A further area covered in 2016 that has continued to worry experts is the growth of specialty drugs, a result of increases in pharmaceutical research and development initiatives and drug approvals.
“In addition to the considerations around the therapies themselves are the complexities around clinical management,” Sacalis said, including “side effects, patient adherence and the potential complexity of the condition it is being prescribed for.”
Compounds, on the other hand, have been somewhat reined in since the original 2016 session, but this progress is highly dependent on the jurisdiction. “There are still some bad characters compounding unnecessarily. And patient safety concerns must always be considered, as compounds may be duplicative with oral therapies the patient is receiving,” Sacalis warned.
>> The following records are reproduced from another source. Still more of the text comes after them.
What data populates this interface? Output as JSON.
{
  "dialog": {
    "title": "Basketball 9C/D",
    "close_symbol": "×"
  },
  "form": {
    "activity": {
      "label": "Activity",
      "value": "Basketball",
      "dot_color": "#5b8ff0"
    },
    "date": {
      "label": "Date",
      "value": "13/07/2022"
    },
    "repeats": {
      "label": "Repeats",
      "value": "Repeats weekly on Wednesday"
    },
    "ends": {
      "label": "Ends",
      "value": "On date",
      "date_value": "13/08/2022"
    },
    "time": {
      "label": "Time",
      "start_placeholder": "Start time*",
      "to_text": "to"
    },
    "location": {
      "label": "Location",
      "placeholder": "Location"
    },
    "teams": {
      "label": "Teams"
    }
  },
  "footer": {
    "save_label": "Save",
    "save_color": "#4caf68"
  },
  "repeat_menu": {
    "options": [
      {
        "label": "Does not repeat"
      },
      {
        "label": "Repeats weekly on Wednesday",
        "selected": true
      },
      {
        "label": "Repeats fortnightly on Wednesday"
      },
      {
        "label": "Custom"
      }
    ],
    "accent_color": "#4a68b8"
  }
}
The new trends addressed in the session will be familiar to some attendees and brand new to others. These include a rise in the application of digital therapeutics as they are embraced to help in managing chronic conditions that affect patients with work comp injuries, as well as to help address any behaviors that may impact their recovery and overall functional improvement.
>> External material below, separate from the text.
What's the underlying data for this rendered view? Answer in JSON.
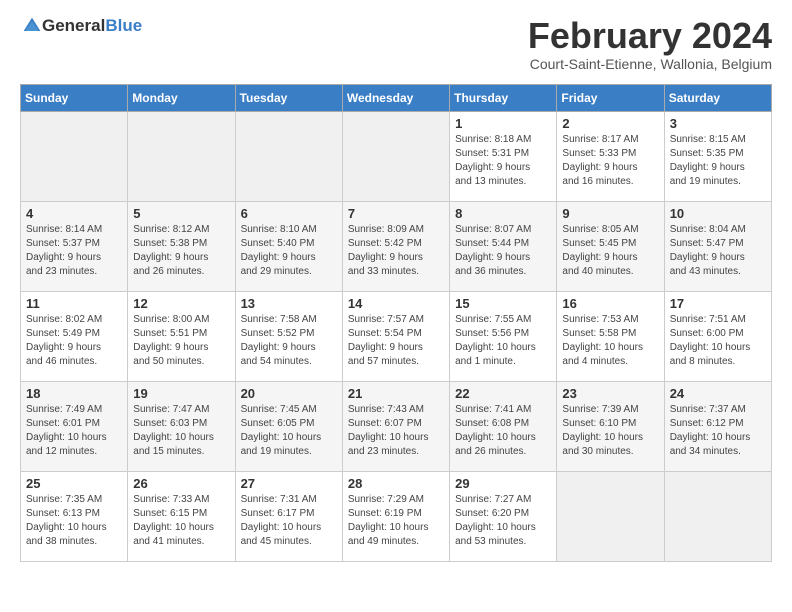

Workforce considerations will also occupy some of the discussion. “These have always been in the background but are now gaining more traction at the forefront of care,” said Sacalis. These considerations include substance use, patient determining factors for biologic use, and age.
Finally — and of great interest for several years — is the use of currently federally illegal drugs like cannabis and psychedelics for therapeutic purposes. Cannabis use overall across the country has increased as more states legalize it, and return-to-work concerns are thus top of mind in 2023.
“Issues like fitness for work come to mind,” said Seidner. “You’re looking at an individual’s capacity to work without risk to their own or others’ health and safety. The companies can look at their policies and see which jobs are safety-sensitive.”
Psychedelics including ketamine, psilocybin and MDMA are an emerging area of research for certain diagnoses, with most research tied to mental health conditions like depression, anxiety and PTSD. Some of these drugs (MDMA and psilocybin) are still Schedule I federally, but others (like ketamine) have accepted therapeutic uses dating back decades.
“Some of these therapies, if delivered in a controlled setting, may have benefits,” Sacalis said. “However, lots of drug interactions and side effects can still be problematic. It’s definitely an area to watch.”
The National Comp audience can look forward to a riveting presentation this year, and for repeat attendees of the session, an interesting take on seven years of evolution.
As Seidner explained, the National Comp audience in and of itself is special. “It’s the robustness,” he said. “There’s so many different perspectives. It creates excitement around these topics.” &
“Post-Pandemic and Post-Opioid Crisis, What Are Today’s WC Medical Trends to Watch?” will be held on Sept. 21 at 12:30 p.m. Learn more here.